[WORK TO COMPLETE]
For the entries below, how many lines contain the word "icon"? Reply with the number and nothing else.

*** Opening GIVEN INFORMATION ***

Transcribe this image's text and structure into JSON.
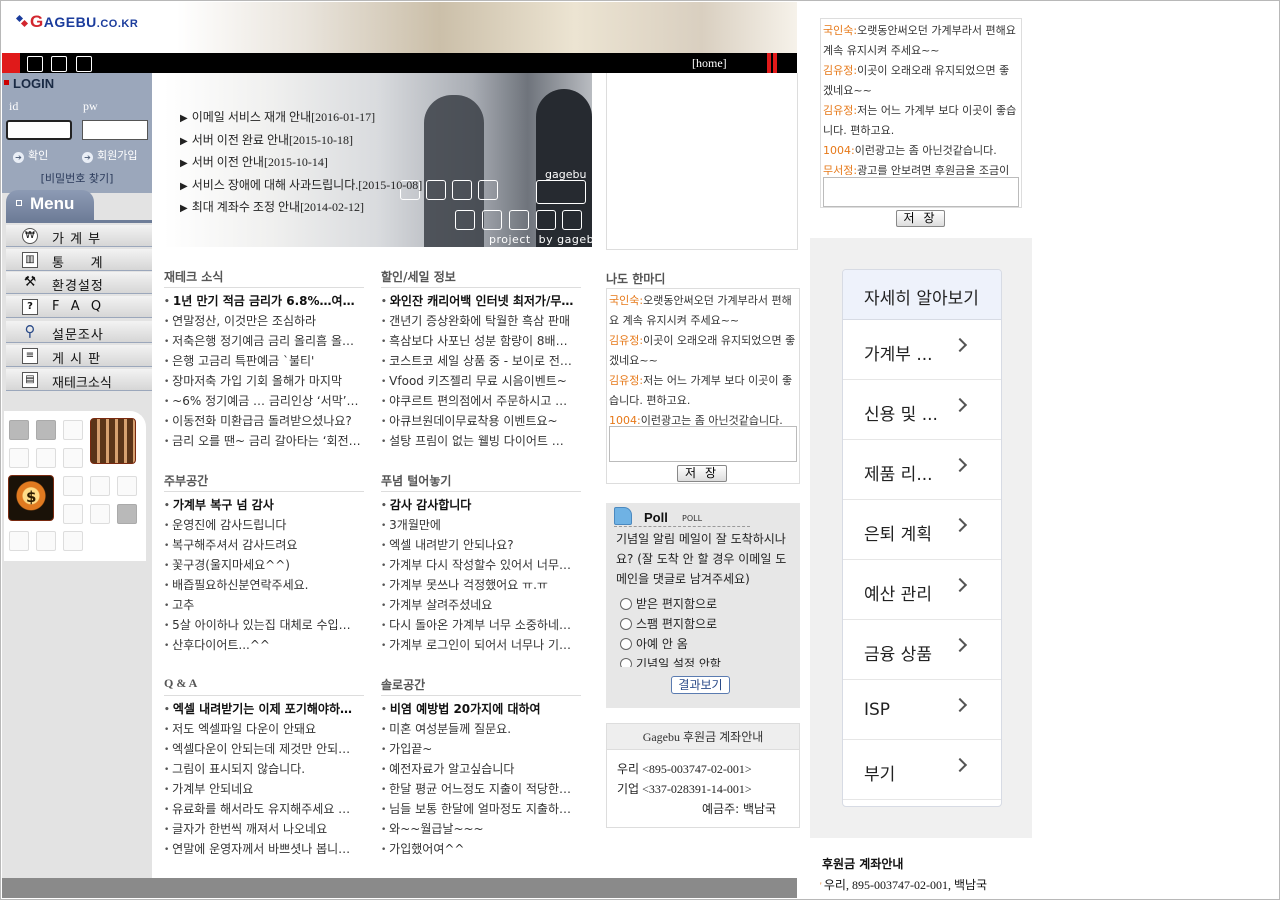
{
  "header": {
    "logo_g": "G",
    "logo_text": "AGEBU",
    "logo_suffix": ".CO.KR",
    "home_link": "[home]"
  },
  "login": {
    "title": "LOGIN",
    "id_label": "id",
    "pw_label": "pw",
    "confirm": "확인",
    "join": "회원가입",
    "find_pw": "[비밀번호 찾기]"
  },
  "menu": {
    "title": "Menu",
    "items": [
      {
        "label": "가 계 부",
        "icon": "won-coin-icon"
      },
      {
        "label": "통     계",
        "icon": "chart-icon"
      },
      {
        "label": "환경설정",
        "icon": "tools-icon"
      },
      {
        "label": "F  A  Q",
        "icon": "question-icon"
      },
      {
        "label": "설문조사",
        "icon": "magnifier-icon"
      },
      {
        "label": "게 시 판",
        "icon": "document-icon"
      },
      {
        "label": "재테크소식",
        "icon": "clipboard-icon"
      }
    ]
  },
  "banner": {
    "notices": [
      "최대 계좌수 조정 안내[2014-02-12]",
      "서비스 장애에 대해 사과드립니다.[2015-10-08]",
      "서버 이전 안내[2015-10-14]",
      "서버 이전 완료 안내[2015-10-18]",
      "이메일 서비스 재개 안내[2016-01-17]"
    ],
    "tag": "gagebu",
    "credit": "project  by gagebu"
  },
  "sections": {
    "finance": {
      "title": "재테크 소식",
      "items": [
        "1년 만기 적금 금리가 6.8%…여웃…",
        "연말정산, 이것만은 조심하라",
        "저축은행 정기예금 금리 올리흠 올…",
        "은행 고금리 특판예금 `불티'",
        "장마저축 가입 기회 올해가 마지막",
        "~6% 정기예금 … 금리인상 ‘서막’…",
        "이동전화 미환급금 돌려받으셨나요?",
        "금리 오를 땐~ 금리 갈아타는 ‘회전…"
      ]
    },
    "sale": {
      "title": "할인/세일 정보",
      "items": [
        "와인잔 캐리어백 인터넷 최저가/무…",
        "갠년기 증상완화에 탁월한 흑삼 판매",
        "흑삼보다 사포닌 성분 함량이 8배…",
        "코스트코 세일 상품 중 - 보이로 전…",
        "Vfood 키즈젤리 무료 시음이벤트~",
        "야쿠르트 편의점에서 주문하시고 …",
        "아큐브원데이무료착용 이벤트요~",
        "설탕 프림이 없는 웰빙 다이어트 …"
      ]
    },
    "housewife": {
      "title": "주부공간",
      "items": [
        "가계부 복구 넘 감사",
        "운영진에 감사드립니다",
        "복구해주셔서 감사드려요",
        "꽃구경(울지마세요^^)",
        "배즙필요하신분연락주세요.",
        "고추",
        "5살 아이하나 있는집 대체로 수입…",
        "산후다이어트...^^"
      ]
    },
    "vent": {
      "title": "푸념 털어놓기",
      "items": [
        "감사 감사합니다",
        "3개월만에",
        "엑셀 내려받기 안되나요?",
        "가계부 다시 작성할수 있어서 너무…",
        "가계부 못쓰나 걱정했어요 ㅠ.ㅠ",
        "가계부 살려주셨네요",
        "다시 돌아온 가계부 너무 소중하네…",
        "가계부 로그인이 되어서 너무나 기…"
      ]
    },
    "qa": {
      "title": "Q & A",
      "items": [
        "엑셀 내려받기는 이제 포기해야하…",
        "저도 엑셀파일 다운이 안돼요",
        "엑셀다운이 안되는데 제것만 안되…",
        "그림이 표시되지 않습니다.",
        "가계부 안되네요",
        "유료화를 해서라도 유지해주세요 …",
        "글자가 한번씩 깨져서 나오네요",
        "연말에 운영자께서 바쁘셧나 봅니…"
      ]
    },
    "single": {
      "title": "솔로공간",
      "items": [
        "비염 예방법 20가지에 대하여",
        "미혼 여성분들께 질문요.",
        "가입끝~",
        "예전자료가 알고싶습니다",
        "한달 평균 어느정도 지출이 적당한…",
        "님들 보통 한달에 얼마정도 지출하…",
        "와~~월급날~~~",
        "가입했어여^^"
      ]
    }
  },
  "hanmadi": {
    "title": "나도 한마디",
    "entries": [
      {
        "name": "국인숙:",
        "text": "오랫동안써오던 가계부라서 편해요 계속 유지시켜 주세요~~"
      },
      {
        "name": "김유정:",
        "text": "이곳이 오래오래 유지되었으면 좋겠네요~~"
      },
      {
        "name": "김유정:",
        "text": "저는 어느 가계부 보다 이곳이 좋습니다. 편하고요."
      },
      {
        "name": "1004:",
        "text": "이런광고는 좀 아닌것같습니다."
      },
      {
        "name": "무서정:",
        "text": "광고를 안보려면 후원금을 조금이라"
      }
    ],
    "save": "저 장"
  },
  "poll": {
    "title": "Poll",
    "subtitle": "POLL",
    "question": "기념일 알림 메일이 잘 도착하시나요? (잘 도착 안 할 경우 이메일 도메인을 댓글로 남겨주세요)",
    "options": [
      "받은 편지함으로",
      "스팸 편지함으로",
      "아예 안 옴",
      "기념일 설정 안함"
    ],
    "result": "결과보기"
  },
  "donation": {
    "title": "Gagebu 후원금 계좌안내",
    "line1": "우리 <895-003747-02-001>",
    "line2": "기업 <337-028391-14-001>",
    "owner": "예금주: 백남국"
  },
  "right_panel": {
    "save": "저 장",
    "learn_more": {
      "title": "자세히 알아보기",
      "items": [
        "가계부 ...",
        "신용 및 ...",
        "제품 리...",
        "은퇴 계획",
        "예산 관리",
        "금융 상품",
        "ISP",
        "부기"
      ]
    },
    "footer_title": "후원금 계좌안내",
    "footer_line": "우리, 895-003747-02-001, 백남국"
  },
  "colors": {
    "sidebar_blue": "#9ba7bb",
    "name_orange": "#e67818",
    "logo_blue": "#1b3c9c",
    "accent_red": "#e01a1a"
  }
}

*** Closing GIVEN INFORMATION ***

[TASK OUTPUT]
7